The beautiful rugged country of Meru National Park in central Kenya, 200 miles north of Nairobi, is the heartland of the Born Free Foundation. With sprawling grasslands, acacia woodland and numerous streams, the 540 sq mile park is home to a myriad wild animals including elephants, rhino, giraffe and cheetah.
Meru has a special significance for the international wildlife charity: it was here that George and Joy Adamson returned Elsa the lioness to the wild. This true story was retold in the book Born Free, and the 1966 Oscar-winning film starring Virginia McKenna and Bill Travers – who went on to launch the Born Free Foundation with their son Will Travers. But today the wild lions living in Meru are under threat and as few as 40 remain.
Project Lion Rover
To ensure their future, the Foundation has launched Project Lion Rover, a major new conservation initiative with Kenya Wildlife Service (KWS) and the local community. Led by Victor Mutumah of Born Free Kenya and supported by Land Rover, the project supplies brave KWS rangers with off-road vehicles, clothing and tents, as well as vital equipment to monitor wildlife such as binoculars, GPS units and cameras as they carry out daily patrols in the park.
“We work closely with the KWS; they are the right and proper custodians of our wildlife,” explained Victor. “Community outreach is also vital to what we do, as we know we won’t succeed without engaging the people who live on the borders of the park.” In the past year the team has removed hundreds of deadly wire snares illegally set to capture ‘bushmeat’, as well as supporting the arrest of poachers and rescue of trapped animals.
De-snaring is important for lion conservation as it helps protect their natural prey species such as gazelle and antelope. The team’s hard work is paying off and there has been a remarkable reduction in the number of snares removed, but this is a long-term battle. And the team’s de-snaring work had a far more direct impact on lion protection when they took a shocking phone call. A young male lion had been spotted with a wire snare around his neck. Fortunately he was still alive, but time was of the essence.
“We’d saved many snared animals before,” explained Victor, “but never a lion.” After darting him they worked quickly. “To our relief the snare had not dug into the flesh and was carefully removed by the vet,” said Victor.
The thought of saving this beautiful creature gave the team courage to finish the mission and it was amazing to then see him rejoin his companions.

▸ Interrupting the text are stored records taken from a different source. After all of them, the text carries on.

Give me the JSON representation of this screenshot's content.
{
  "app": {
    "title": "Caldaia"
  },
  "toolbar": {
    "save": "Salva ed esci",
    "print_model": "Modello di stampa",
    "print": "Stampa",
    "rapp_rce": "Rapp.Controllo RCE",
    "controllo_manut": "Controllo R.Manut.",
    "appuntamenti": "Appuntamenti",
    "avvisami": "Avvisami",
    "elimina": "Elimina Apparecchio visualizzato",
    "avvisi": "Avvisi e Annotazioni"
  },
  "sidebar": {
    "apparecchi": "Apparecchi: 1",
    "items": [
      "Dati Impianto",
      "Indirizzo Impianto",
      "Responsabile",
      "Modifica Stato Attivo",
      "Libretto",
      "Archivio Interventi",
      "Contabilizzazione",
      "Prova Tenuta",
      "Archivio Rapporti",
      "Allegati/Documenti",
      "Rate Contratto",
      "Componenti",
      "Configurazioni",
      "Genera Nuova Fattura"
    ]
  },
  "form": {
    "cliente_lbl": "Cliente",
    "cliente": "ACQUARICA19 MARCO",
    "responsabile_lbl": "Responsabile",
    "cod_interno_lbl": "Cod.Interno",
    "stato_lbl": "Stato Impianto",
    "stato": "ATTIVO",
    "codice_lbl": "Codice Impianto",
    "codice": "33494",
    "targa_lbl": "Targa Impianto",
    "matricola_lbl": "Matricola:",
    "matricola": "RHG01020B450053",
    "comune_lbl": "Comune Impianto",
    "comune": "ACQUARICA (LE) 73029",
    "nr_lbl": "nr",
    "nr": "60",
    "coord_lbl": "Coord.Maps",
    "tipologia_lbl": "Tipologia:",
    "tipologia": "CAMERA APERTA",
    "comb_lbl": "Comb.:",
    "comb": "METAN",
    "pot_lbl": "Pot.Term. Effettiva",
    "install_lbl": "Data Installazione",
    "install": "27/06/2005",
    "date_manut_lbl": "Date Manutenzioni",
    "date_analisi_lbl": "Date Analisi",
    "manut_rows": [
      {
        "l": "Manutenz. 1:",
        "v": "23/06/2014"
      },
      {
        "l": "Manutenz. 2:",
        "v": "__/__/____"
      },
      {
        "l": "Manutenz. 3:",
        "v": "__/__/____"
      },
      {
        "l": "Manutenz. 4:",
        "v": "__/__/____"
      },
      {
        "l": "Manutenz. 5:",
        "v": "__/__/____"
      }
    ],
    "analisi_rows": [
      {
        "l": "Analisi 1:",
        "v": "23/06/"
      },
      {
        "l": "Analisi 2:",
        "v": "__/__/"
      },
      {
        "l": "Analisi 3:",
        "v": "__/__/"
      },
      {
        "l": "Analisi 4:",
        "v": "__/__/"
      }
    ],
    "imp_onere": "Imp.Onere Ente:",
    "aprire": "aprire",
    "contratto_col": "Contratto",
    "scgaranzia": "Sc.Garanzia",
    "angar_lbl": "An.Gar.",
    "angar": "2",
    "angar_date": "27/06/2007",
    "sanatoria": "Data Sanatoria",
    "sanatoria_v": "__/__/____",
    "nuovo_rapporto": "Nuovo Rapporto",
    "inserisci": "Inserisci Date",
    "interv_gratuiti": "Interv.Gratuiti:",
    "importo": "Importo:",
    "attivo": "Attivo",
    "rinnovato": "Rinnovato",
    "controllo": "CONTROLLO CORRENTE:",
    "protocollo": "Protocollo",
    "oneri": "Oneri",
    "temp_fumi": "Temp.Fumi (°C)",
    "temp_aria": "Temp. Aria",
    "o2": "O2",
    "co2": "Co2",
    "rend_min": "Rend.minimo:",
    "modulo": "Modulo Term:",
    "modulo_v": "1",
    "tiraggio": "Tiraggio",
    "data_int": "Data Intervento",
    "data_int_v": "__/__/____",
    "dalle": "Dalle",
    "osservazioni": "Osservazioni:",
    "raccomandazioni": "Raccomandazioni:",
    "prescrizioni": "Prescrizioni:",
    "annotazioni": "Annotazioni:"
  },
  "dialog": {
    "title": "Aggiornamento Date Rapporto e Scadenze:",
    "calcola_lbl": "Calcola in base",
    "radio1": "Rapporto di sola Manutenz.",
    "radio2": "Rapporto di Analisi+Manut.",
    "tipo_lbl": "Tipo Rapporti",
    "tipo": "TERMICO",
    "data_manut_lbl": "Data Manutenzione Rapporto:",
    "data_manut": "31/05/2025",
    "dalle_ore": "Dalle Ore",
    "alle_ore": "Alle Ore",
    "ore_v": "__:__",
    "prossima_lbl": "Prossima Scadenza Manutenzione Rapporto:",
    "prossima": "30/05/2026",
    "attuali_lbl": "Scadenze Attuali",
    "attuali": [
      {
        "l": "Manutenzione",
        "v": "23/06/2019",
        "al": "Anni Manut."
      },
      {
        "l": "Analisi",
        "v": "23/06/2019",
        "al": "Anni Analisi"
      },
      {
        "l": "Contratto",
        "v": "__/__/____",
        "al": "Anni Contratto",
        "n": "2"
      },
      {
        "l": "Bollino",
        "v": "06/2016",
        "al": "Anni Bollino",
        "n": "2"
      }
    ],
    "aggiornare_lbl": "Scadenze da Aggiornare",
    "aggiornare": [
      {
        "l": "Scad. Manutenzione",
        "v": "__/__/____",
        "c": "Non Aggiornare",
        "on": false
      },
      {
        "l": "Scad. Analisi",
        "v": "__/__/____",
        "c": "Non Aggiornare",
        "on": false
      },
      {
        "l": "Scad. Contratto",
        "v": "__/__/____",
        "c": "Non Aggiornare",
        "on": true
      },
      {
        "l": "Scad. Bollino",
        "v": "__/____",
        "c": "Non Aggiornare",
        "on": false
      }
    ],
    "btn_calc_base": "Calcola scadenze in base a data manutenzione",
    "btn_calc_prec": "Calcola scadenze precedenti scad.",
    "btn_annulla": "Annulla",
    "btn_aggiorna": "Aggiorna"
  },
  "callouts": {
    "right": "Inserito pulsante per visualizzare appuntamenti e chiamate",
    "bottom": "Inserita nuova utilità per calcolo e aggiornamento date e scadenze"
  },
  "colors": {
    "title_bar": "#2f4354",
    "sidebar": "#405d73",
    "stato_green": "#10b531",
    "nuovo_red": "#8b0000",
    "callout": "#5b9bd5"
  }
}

Outreach is a priority and Born Free works hard in Meru to develop relationships with nearby communities. The team talks about protecting Kenya’s wildlife and how to live alongside the wild animals that occasionally stray into their homesteads.
Visit www.bornfree.org.uk to find out more about this important project